Organic anthropogenic pollutants, such as polycyclic aromatic hydrocarbons (PAHs) are widespread in nature and even low concentrations can be harmful for many organisms. To assess if also microbiota residing in freshwater sediments respond to such contaminants a lake sediment adjacent to the former discharge of a factory that conducted tar distillation in the early 20th century in central Sweden were studied. We compared the bacterial community composition (BCC) at sites affected by high tar loads to BCC in a linked, but pristine sediment, and a downstream site that is likely influenced by regular diffusive loads of PAHs. PAH and VOC (Volatile Organic Carbon) concentrations were analyzed whereas sediment aliquots were used for molecular identification of the local BCC. Here we took the opportunity to compare the bacteria abundance-data retrieved from two distinct approaches; two OTU tables were generated based on either paired-end MiSeq Illumina 16S rRNA gene amplicon sequencing or direct HiSeq Illumina-based metagenome sequencing of sediment DNA extracts. Both methods revealed that the high PAH loads adjacent to the tar factory significantly alters the BCC compared to the less affected sites, even though they both partly result in contrasting outcome. The highly contaminated sediments hosted a bacterial community that was low in richness, featuring taxa known to colonize habitats with high PAH loads. For instance the relative abundance of Sphingomonadales and Burkhoderiales, both orders, within the phylum Proteobacteria, increased relative to the pristine site as well as Acidimicrobiales, one subclass of Actinobacteria. Interestingly the sediment downstream of the former factory outlet was colonized by bacteria which were very similar in community composition to the pristine site upstream of the factory outlet, implying a capacity of the natural sediment microbiota to cope with low levels of PAH contamination.
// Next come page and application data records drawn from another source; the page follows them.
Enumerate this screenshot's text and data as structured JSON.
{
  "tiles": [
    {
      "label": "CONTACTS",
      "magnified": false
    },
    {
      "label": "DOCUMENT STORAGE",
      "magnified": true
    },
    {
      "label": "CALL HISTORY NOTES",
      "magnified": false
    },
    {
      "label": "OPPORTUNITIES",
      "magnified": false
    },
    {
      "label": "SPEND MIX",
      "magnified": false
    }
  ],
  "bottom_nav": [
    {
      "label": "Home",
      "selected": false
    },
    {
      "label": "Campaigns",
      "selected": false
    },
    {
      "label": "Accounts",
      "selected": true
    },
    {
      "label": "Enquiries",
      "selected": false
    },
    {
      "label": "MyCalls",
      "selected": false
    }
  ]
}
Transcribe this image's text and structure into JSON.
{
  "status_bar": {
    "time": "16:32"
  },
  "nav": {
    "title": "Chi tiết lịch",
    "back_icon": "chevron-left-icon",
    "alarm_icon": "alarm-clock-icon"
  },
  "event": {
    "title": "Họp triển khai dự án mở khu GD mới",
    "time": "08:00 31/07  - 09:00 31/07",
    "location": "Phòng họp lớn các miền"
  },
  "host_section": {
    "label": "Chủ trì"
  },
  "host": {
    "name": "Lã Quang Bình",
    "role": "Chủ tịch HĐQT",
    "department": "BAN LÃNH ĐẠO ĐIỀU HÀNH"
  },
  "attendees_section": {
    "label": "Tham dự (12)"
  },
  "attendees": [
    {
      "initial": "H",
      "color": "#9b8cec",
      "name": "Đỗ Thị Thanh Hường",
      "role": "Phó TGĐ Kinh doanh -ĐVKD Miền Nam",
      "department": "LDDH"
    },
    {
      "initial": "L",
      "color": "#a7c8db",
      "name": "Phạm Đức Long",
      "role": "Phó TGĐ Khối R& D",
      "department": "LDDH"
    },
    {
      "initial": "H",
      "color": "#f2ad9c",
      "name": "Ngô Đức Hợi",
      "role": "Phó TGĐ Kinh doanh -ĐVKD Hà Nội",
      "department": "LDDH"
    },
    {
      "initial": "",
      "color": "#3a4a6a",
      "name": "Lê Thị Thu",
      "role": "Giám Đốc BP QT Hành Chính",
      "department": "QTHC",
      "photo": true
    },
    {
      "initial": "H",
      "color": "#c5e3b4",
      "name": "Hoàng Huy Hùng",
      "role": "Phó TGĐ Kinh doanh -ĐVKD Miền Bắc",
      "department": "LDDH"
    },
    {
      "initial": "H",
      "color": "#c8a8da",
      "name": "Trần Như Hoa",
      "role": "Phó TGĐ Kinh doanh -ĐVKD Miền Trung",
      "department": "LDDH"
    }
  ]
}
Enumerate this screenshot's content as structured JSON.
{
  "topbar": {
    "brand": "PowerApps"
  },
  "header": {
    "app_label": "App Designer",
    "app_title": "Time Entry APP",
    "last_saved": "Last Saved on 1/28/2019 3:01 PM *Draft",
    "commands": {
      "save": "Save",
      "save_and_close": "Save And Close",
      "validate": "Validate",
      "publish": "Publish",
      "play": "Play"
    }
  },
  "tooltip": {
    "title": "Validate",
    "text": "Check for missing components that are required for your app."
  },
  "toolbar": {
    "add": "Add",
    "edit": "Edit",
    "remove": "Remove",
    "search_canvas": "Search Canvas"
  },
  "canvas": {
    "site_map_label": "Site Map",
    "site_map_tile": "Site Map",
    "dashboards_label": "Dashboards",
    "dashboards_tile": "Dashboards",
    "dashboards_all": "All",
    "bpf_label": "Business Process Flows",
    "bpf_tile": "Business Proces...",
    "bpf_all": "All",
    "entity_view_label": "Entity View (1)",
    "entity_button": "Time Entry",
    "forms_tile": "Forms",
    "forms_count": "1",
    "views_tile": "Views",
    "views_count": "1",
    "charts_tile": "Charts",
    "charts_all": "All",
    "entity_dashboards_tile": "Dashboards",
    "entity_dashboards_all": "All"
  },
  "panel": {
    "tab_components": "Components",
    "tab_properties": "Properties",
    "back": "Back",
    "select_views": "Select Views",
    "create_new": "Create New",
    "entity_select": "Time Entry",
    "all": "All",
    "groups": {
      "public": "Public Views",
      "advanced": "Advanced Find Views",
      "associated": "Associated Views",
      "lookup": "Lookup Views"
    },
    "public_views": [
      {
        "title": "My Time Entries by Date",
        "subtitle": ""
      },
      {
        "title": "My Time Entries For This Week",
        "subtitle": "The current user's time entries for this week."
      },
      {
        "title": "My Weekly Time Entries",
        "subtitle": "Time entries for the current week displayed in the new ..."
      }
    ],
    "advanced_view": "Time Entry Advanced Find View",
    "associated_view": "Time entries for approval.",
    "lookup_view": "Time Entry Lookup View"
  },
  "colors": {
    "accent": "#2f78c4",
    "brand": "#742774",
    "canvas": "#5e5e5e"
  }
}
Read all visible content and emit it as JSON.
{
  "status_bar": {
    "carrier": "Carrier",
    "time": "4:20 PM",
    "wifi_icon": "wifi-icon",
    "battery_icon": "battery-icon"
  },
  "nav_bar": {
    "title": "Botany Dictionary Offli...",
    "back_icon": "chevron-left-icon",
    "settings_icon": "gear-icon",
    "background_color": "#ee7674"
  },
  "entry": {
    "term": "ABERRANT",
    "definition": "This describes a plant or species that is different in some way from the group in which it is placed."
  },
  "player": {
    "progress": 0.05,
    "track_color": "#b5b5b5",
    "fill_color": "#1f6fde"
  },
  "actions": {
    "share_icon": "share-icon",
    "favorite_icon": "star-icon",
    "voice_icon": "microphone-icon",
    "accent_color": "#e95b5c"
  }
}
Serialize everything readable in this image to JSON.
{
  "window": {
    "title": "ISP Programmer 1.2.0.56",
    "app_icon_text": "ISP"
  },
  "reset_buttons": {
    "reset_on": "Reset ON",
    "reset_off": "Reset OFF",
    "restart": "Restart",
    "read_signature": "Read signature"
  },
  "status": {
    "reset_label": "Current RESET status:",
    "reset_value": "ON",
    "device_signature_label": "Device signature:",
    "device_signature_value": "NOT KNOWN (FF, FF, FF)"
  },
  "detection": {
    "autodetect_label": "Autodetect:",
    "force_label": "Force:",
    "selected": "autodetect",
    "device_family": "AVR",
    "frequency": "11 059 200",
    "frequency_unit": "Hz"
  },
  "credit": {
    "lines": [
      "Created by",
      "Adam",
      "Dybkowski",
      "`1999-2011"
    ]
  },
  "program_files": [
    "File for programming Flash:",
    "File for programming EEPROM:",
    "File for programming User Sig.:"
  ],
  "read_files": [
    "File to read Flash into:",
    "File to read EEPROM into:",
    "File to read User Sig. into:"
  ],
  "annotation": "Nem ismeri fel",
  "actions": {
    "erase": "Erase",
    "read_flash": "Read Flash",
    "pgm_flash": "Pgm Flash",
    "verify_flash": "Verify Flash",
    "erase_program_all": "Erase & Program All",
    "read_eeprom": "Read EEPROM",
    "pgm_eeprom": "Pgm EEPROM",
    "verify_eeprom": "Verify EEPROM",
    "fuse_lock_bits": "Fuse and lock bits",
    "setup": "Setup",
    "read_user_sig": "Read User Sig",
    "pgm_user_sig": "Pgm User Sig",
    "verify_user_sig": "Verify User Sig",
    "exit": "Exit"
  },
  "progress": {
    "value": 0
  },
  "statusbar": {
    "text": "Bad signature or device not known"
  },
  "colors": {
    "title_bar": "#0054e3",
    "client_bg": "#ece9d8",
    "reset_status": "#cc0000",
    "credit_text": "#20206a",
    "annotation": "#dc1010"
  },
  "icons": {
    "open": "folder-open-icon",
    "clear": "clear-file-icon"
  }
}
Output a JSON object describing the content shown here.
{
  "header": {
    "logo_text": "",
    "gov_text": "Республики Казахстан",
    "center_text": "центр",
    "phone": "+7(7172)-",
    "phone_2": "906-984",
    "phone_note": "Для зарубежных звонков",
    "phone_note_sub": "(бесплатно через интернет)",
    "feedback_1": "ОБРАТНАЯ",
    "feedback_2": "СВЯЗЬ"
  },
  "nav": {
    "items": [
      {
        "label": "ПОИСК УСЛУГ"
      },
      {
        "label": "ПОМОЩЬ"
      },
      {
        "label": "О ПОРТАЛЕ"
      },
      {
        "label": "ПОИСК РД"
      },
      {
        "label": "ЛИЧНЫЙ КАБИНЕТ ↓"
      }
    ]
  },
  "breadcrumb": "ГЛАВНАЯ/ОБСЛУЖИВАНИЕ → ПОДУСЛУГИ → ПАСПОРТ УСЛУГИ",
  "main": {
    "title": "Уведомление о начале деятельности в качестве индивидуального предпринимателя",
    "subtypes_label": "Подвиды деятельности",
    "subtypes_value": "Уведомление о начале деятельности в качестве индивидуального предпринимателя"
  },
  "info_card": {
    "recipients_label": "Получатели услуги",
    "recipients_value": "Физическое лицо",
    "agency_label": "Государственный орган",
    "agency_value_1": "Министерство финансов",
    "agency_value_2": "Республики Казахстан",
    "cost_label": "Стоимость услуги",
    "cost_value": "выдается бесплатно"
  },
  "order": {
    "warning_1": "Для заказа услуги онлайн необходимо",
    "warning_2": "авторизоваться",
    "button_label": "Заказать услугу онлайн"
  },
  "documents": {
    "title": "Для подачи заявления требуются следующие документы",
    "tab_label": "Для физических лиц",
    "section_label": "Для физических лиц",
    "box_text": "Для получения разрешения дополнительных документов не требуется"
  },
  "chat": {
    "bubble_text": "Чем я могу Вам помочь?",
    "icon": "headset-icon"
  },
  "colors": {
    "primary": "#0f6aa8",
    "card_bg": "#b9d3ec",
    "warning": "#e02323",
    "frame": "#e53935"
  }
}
Research subject Biology with specialization in Microbiology
IdentifiersURN: urn:nbn:se:uu:diva-229140OAI: oai:DiVA.org:uu-229140DiVA: diva2:735859